Do these vintage images of school life from as long as 100 years ago jog any memories?

Many of the schools and teams featured no longer exist such as St Mary-at-the-Walls Infants School, the Bluecoat School and Barrack Street School.

The Bluecoat School was immortalised by well-known Colchester artist Frank Daniell who painted two famed paintings featuring pupils from the school, Blue Coat Schoolboy and Blue Coat Schoolgirl in the early 1900s.

It had opened in 1710 as a Church charity school for the whole town to prepare around 100 boys and girls for apprenticeship or service.

Historians explains it was supported by subscriptions, benefactions, and, at first, voluntary payments from some children’s families.

Subscribers and benefactors had the right to nominate children as pupils.

In some instances would partly pay for their school clothes which included their blue coats and stocking, introduced in 1715 and contributing to their distinctive name.

Boys were also taught reading, writing, and arithmetic and girls to read, sew, and knit. From 1720 the trustees apprenticed two boys each year to local tradesmen and increased the number as more money was subscribed. In 1764 the school taught and clothed 50 boys and 19 girls.

In 1812 it was united with 12 un-denominational Sunday schools to form a central National school for all 16 Colchester parishes.

Also featured in these pictures are vintage images of Canterbury Road School, now more familiar to residents as St George’s New Town Junior School, and the privately run Endsleigh School on Spencer field in Lexden, next to the church.

It was created within Lexden Park House in 1955 until it closed in the 1990s and is now a private home.

And having opened in the late 1870s, St Mary’s-at-the-walls also eventually closed its doors in 1930 after numbers declined and it lost the backing of the Education department.

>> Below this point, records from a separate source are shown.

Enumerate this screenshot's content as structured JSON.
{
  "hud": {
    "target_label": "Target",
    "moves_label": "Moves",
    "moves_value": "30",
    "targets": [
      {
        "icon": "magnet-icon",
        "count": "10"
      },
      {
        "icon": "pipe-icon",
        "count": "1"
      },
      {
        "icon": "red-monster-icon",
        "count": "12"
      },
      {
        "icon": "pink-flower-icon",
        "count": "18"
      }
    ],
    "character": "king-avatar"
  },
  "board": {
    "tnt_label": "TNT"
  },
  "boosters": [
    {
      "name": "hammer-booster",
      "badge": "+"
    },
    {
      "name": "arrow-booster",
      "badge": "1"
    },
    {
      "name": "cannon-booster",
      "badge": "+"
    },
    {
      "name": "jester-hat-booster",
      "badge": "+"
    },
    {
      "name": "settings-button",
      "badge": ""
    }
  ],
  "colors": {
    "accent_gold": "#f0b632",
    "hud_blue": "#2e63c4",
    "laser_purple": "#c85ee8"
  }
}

Our main image here shows youngsters pictured against the historic Roman walls from which it took its name and Barrack Street school, which is also no longer open.

School and education has long been a staple of life in Colchester though, with historians pinpointing the earliest in the town dating back to the 12th Century.

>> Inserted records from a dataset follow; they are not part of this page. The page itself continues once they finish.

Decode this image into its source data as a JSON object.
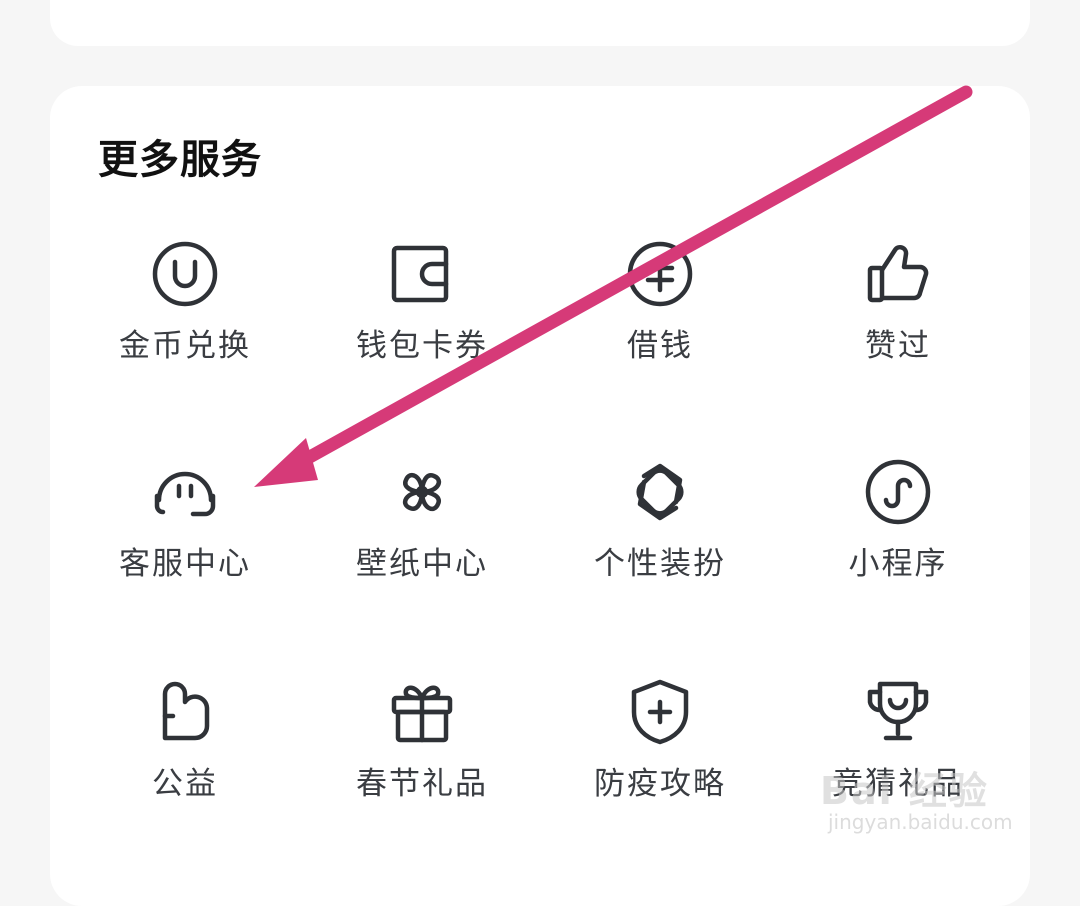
{
  "section": {
    "title": "更多服务"
  },
  "services": [
    {
      "label": "金币兑换",
      "icon": "coin-icon"
    },
    {
      "label": "钱包卡券",
      "icon": "wallet-icon"
    },
    {
      "label": "借钱",
      "icon": "loan-icon"
    },
    {
      "label": "赞过",
      "icon": "thumbs-up-icon"
    },
    {
      "label": "客服中心",
      "icon": "headset-icon"
    },
    {
      "label": "壁纸中心",
      "icon": "pinwheel-icon"
    },
    {
      "label": "个性装扮",
      "icon": "interlock-icon"
    },
    {
      "label": "小程序",
      "icon": "mini-program-icon"
    },
    {
      "label": "公益",
      "icon": "charity-icon"
    },
    {
      "label": "春节礼品",
      "icon": "gift-icon"
    },
    {
      "label": "防疫攻略",
      "icon": "shield-plus-icon"
    },
    {
      "label": "竞猜礼品",
      "icon": "trophy-icon"
    }
  ],
  "annotation": {
    "arrow_color": "#d63a78"
  },
  "watermark": {
    "logo": "Bai 经验",
    "url": "jingyan.baidu.com"
  },
  "colors": {
    "background": "#f6f6f6",
    "card": "#ffffff",
    "text": "#3a3d42",
    "icon": "#2f3237"
  }
}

Schoolmasters were introduced in around 1357 in association with a school which adjoined St Mary’s Churchyard, east of the postern gate.

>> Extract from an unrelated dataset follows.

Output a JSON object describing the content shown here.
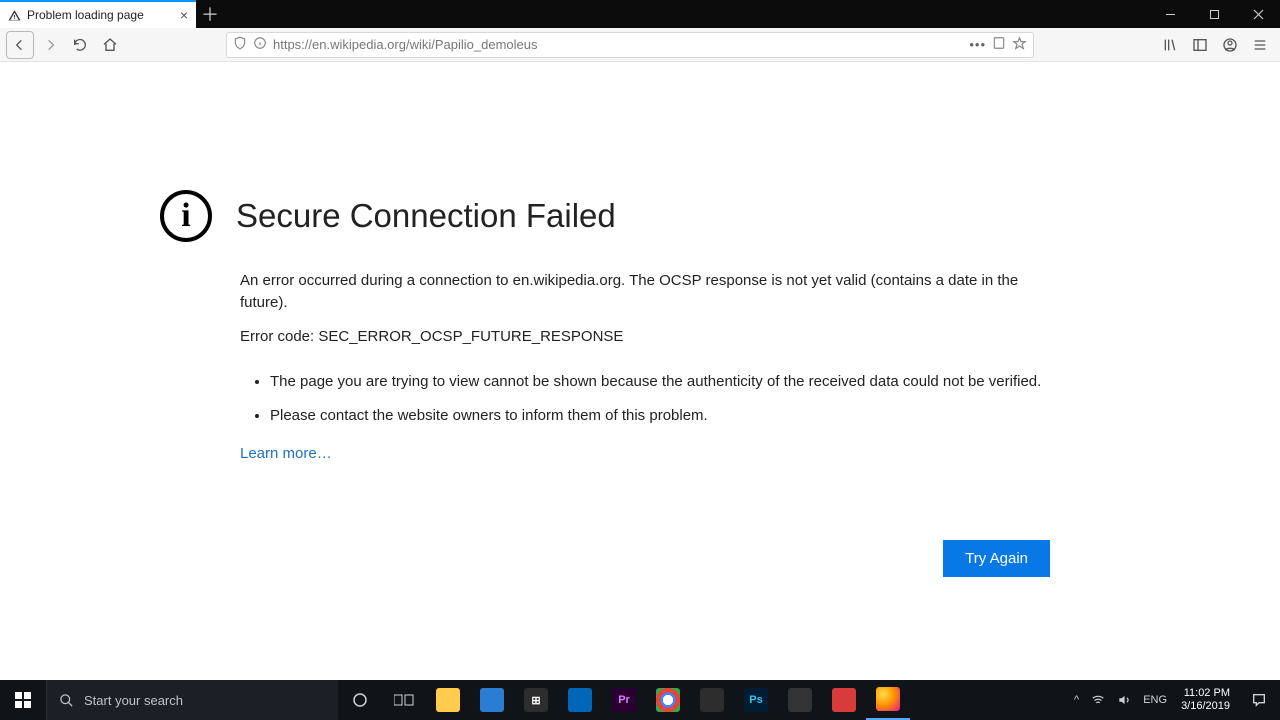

By the 16th Century there was provision for all children to be taught in Colchester up to the age of ten.

* If you have any vintage images of your time at school in Colchester or those featured have helped you re-call memories you would like to share then contact us on 01206 508186.